Dataset below:
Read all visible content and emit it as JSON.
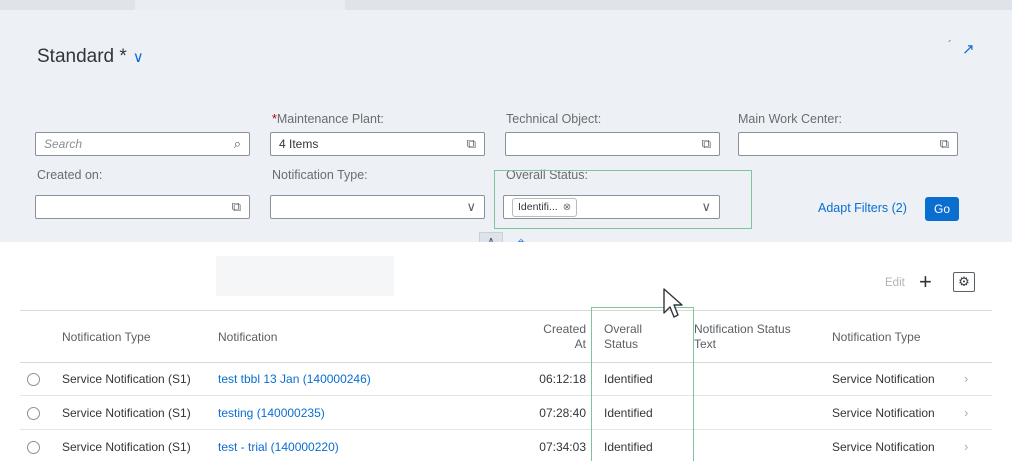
{
  "variant": {
    "title": "Standard *"
  },
  "filters": {
    "search_placeholder": "Search",
    "maintenance_plant": {
      "label_required": "*",
      "label": "Maintenance Plant:",
      "value": "4 Items"
    },
    "technical_object": {
      "label": "Technical Object:",
      "value": ""
    },
    "main_work_center": {
      "label": "Main Work Center:",
      "value": ""
    },
    "created_on": {
      "label": "Created on:",
      "value": ""
    },
    "notification_type": {
      "label": "Notification Type:",
      "value": ""
    },
    "overall_status": {
      "label": "Overall Status:",
      "token": "Identifi..."
    },
    "adapt_filters": "Adapt Filters (2)",
    "go": "Go"
  },
  "toolbar": {
    "edit": "Edit",
    "add": "+"
  },
  "table": {
    "columns": [
      "Notification Type",
      "Notification",
      "Created At",
      "Overall Status",
      "Notification Status Text",
      "Notification Type"
    ],
    "columns_split": {
      "created": [
        "Created",
        "At"
      ],
      "overall": [
        "Overall",
        "Status"
      ],
      "status_text": [
        "Notification Status",
        "Text"
      ]
    },
    "rows": [
      {
        "type": "Service Notification (S1)",
        "notification": "test tbbl 13 Jan (140000246)",
        "created_at": "06:12:18",
        "overall_status": "Identified",
        "status_text": "",
        "type2": "Service Notification"
      },
      {
        "type": "Service Notification (S1)",
        "notification": "testing (140000235)",
        "created_at": "07:28:40",
        "overall_status": "Identified",
        "status_text": "",
        "type2": "Service Notification"
      },
      {
        "type": "Service Notification (S1)",
        "notification": "test - trial (140000220)",
        "created_at": "07:34:03",
        "overall_status": "Identified",
        "status_text": "",
        "type2": "Service Notification"
      }
    ]
  },
  "icons": {
    "search": "search-icon",
    "value_help": "value-help-icon",
    "dropdown": "chevron-down-icon",
    "collapse": "chevron-up-icon",
    "pin": "pin-icon",
    "settings": "gear-icon",
    "share": "share-icon"
  },
  "colors": {
    "accent": "#0a6ed1",
    "highlight": "#7fc49a",
    "header_bg": "#edf0f4"
  }
}
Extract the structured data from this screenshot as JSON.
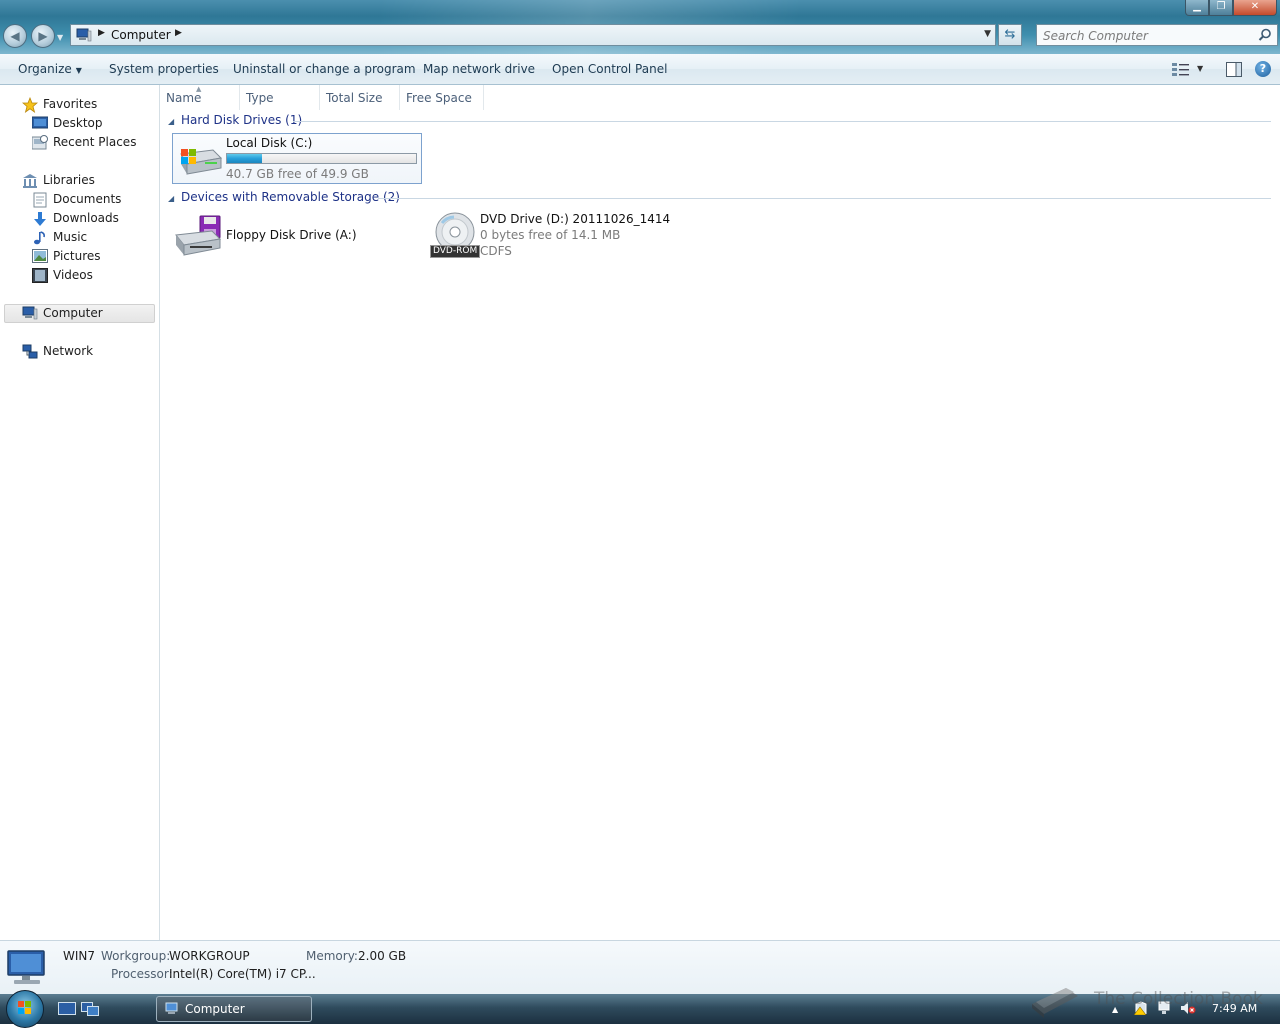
{
  "window": {
    "address_crumb": "Computer",
    "search_placeholder": "Search Computer"
  },
  "toolbar": {
    "organize": "Organize",
    "system_properties": "System properties",
    "uninstall": "Uninstall or change a program",
    "map_drive": "Map network drive",
    "control_panel": "Open Control Panel"
  },
  "nav": {
    "favorites": "Favorites",
    "desktop": "Desktop",
    "recent_places": "Recent Places",
    "libraries": "Libraries",
    "documents": "Documents",
    "downloads": "Downloads",
    "music": "Music",
    "pictures": "Pictures",
    "videos": "Videos",
    "computer": "Computer",
    "network": "Network"
  },
  "columns": [
    "Name",
    "Type",
    "Total Size",
    "Free Space"
  ],
  "groups": {
    "hard_disks": {
      "title": "Hard Disk Drives (1)",
      "items": [
        {
          "name": "Local Disk (C:)",
          "free_text": "40.7 GB free of 49.9 GB",
          "used_fraction": 0.184
        }
      ]
    },
    "removable": {
      "title": "Devices with Removable Storage (2)",
      "items": [
        {
          "name": "Floppy Disk Drive (A:)"
        },
        {
          "name": "DVD Drive (D:) 20111026_1414",
          "free_text": "0 bytes free of 14.1 MB",
          "fs": "CDFS",
          "badge": "DVD-ROM"
        }
      ]
    }
  },
  "details": {
    "computer_name": "WIN7",
    "workgroup_label": "Workgroup:",
    "workgroup": "WORKGROUP",
    "memory_label": "Memory:",
    "memory": "2.00 GB",
    "processor_label": "Processor:",
    "processor": "Intel(R) Core(TM) i7 CP..."
  },
  "taskbar": {
    "task_label": "Computer",
    "clock": "7:49 AM"
  },
  "watermark": "The Collection Book",
  "colors": {
    "accent": "#1e3287",
    "progress": "#26a0da"
  }
}
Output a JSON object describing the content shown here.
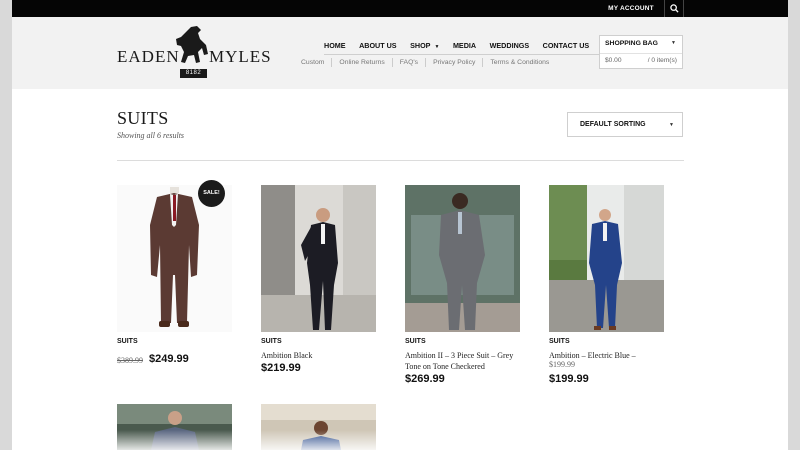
{
  "topbar": {
    "account_label": "MY ACCOUNT",
    "search_icon": "search-icon"
  },
  "logo": {
    "word_left": "EADEN",
    "word_right": "MYLES",
    "badge": "8182"
  },
  "nav": {
    "main": [
      "HOME",
      "ABOUT US",
      "SHOP",
      "MEDIA",
      "WEDDINGS",
      "CONTACT US"
    ],
    "shop_has_dropdown": true,
    "sub": [
      "Custom",
      "Online Returns",
      "FAQ's",
      "Privacy Policy",
      "Terms & Conditions"
    ]
  },
  "bag": {
    "title": "SHOPPING BAG",
    "amount": "$0.00",
    "items": "/ 0 item(s)"
  },
  "page": {
    "title": "SUITS",
    "results": "Showing all 6 results",
    "sort_label": "DEFAULT SORTING"
  },
  "products": [
    {
      "category": "SUITS",
      "name": "",
      "old_price": "$389.99",
      "price": "$249.99",
      "sale_badge": "SALE!",
      "suit_color": "#5b3a33"
    },
    {
      "category": "SUITS",
      "name": "Ambition Black",
      "price": "$219.99",
      "suit_color": "#1c1c24"
    },
    {
      "category": "SUITS",
      "name": "Ambition II – 3 Piece Suit – Grey Tone on Tone Checkered",
      "price": "$269.99",
      "suit_color": "#6b6d72"
    },
    {
      "category": "SUITS",
      "name": "Ambition – Electric Blue –",
      "old_price": "$199.99",
      "price": "$199.99",
      "suit_color": "#24438a"
    }
  ],
  "colors": {
    "topbar": "#050505",
    "header": "#f2f2f2",
    "text": "#111111"
  }
}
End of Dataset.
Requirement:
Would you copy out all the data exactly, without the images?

Completed exercise:
Read all visible content and emit it as JSON.
{
  "variant": {
    "title": "Standard *"
  },
  "filters": {
    "search_placeholder": "Search",
    "maintenance_plant": {
      "label_required": "*",
      "label": "Maintenance Plant:",
      "value": "4 Items"
    },
    "technical_object": {
      "label": "Technical Object:",
      "value": ""
    },
    "main_work_center": {
      "label": "Main Work Center:",
      "value": ""
    },
    "created_on": {
      "label": "Created on:",
      "value": ""
    },
    "notification_type": {
      "label": "Notification Type:",
      "value": ""
    },
    "overall_status": {
      "label": "Overall Status:",
      "token": "Identifi..."
    },
    "adapt_filters": "Adapt Filters (2)",
    "go": "Go"
  },
  "toolbar": {
    "edit": "Edit",
    "add": "+"
  },
  "table": {
    "columns": [
      "Notification Type",
      "Notification",
      "Created At",
      "Overall Status",
      "Notification Status Text",
      "Notification Type"
    ],
    "columns_split": {
      "created": [
        "Created",
        "At"
      ],
      "overall": [
        "Overall",
        "Status"
      ],
      "status_text": [
        "Notification Status",
        "Text"
      ]
    },
    "rows": [
      {
        "type": "Service Notification (S1)",
        "notification": "test tbbl 13 Jan (140000246)",
        "created_at": "06:12:18",
        "overall_status": "Identified",
        "status_text": "",
        "type2": "Service Notification"
      },
      {
        "type": "Service Notification (S1)",
        "notification": "testing (140000235)",
        "created_at": "07:28:40",
        "overall_status": "Identified",
        "status_text": "",
        "type2": "Service Notification"
      },
      {
        "type": "Service Notification (S1)",
        "notification": "test - trial (140000220)",
        "created_at": "07:34:03",
        "overall_status": "Identified",
        "status_text": "",
        "type2": "Service Notification"
      }
    ]
  },
  "icons": {
    "search": "search-icon",
    "value_help": "value-help-icon",
    "dropdown": "chevron-down-icon",
    "collapse": "chevron-up-icon",
    "pin": "pin-icon",
    "settings": "gear-icon",
    "share": "share-icon"
  },
  "colors": {
    "accent": "#0a6ed1",
    "highlight": "#7fc49a",
    "header_bg": "#edf0f4"
  }
}
Extract the structured data from this screenshot as JSON.
{
  "window": {
    "address_crumb": "Computer",
    "search_placeholder": "Search Computer"
  },
  "toolbar": {
    "organize": "Organize",
    "system_properties": "System properties",
    "uninstall": "Uninstall or change a program",
    "map_drive": "Map network drive",
    "control_panel": "Open Control Panel"
  },
  "nav": {
    "favorites": "Favorites",
    "desktop": "Desktop",
    "recent_places": "Recent Places",
    "libraries": "Libraries",
    "documents": "Documents",
    "downloads": "Downloads",
    "music": "Music",
    "pictures": "Pictures",
    "videos": "Videos",
    "computer": "Computer",
    "network": "Network"
  },
  "columns": [
    "Name",
    "Type",
    "Total Size",
    "Free Space"
  ],
  "groups": {
    "hard_disks": {
      "title": "Hard Disk Drives (1)",
      "items": [
        {
          "name": "Local Disk (C:)",
          "free_text": "40.7 GB free of 49.9 GB",
          "used_fraction": 0.184
        }
      ]
    },
    "removable": {
      "title": "Devices with Removable Storage (2)",
      "items": [
        {
          "name": "Floppy Disk Drive (A:)"
        },
        {
          "name": "DVD Drive (D:) 20111026_1414",
          "free_text": "0 bytes free of 14.1 MB",
          "fs": "CDFS",
          "badge": "DVD-ROM"
        }
      ]
    }
  },
  "details": {
    "computer_name": "WIN7",
    "workgroup_label": "Workgroup:",
    "workgroup": "WORKGROUP",
    "memory_label": "Memory:",
    "memory": "2.00 GB",
    "processor_label": "Processor:",
    "processor": "Intel(R) Core(TM) i7 CP..."
  },
  "taskbar": {
    "task_label": "Computer",
    "clock": "7:49 AM"
  },
  "watermark": "The Collection Book",
  "colors": {
    "accent": "#1e3287",
    "progress": "#26a0da"
  }
}
Output a JSON object describing the content shown here.
{
  "topbar": {
    "account_label": "MY ACCOUNT",
    "search_icon": "search-icon"
  },
  "logo": {
    "word_left": "EADEN",
    "word_right": "MYLES",
    "badge": "8182"
  },
  "nav": {
    "main": [
      "HOME",
      "ABOUT US",
      "SHOP",
      "MEDIA",
      "WEDDINGS",
      "CONTACT US"
    ],
    "shop_has_dropdown": true,
    "sub": [
      "Custom",
      "Online Returns",
      "FAQ's",
      "Privacy Policy",
      "Terms & Conditions"
    ]
  },
  "bag": {
    "title": "SHOPPING BAG",
    "amount": "$0.00",
    "items": "/ 0 item(s)"
  },
  "page": {
    "title": "SUITS",
    "results": "Showing all 6 results",
    "sort_label": "DEFAULT SORTING"
  },
  "products": [
    {
      "category": "SUITS",
      "name": "",
      "old_price": "$389.99",
      "price": "$249.99",
      "sale_badge": "SALE!",
      "suit_color": "#5b3a33"
    },
    {
      "category": "SUITS",
      "name": "Ambition Black",
      "price": "$219.99",
      "suit_color": "#1c1c24"
    },
    {
      "category": "SUITS",
      "name": "Ambition II – 3 Piece Suit – Grey Tone on Tone Checkered",
      "price": "$269.99",
      "suit_color": "#6b6d72"
    },
    {
      "category": "SUITS",
      "name": "Ambition – Electric Blue –",
      "old_price": "$199.99",
      "price": "$199.99",
      "suit_color": "#24438a"
    }
  ],
  "colors": {
    "topbar": "#050505",
    "header": "#f2f2f2",
    "text": "#111111"
  }
}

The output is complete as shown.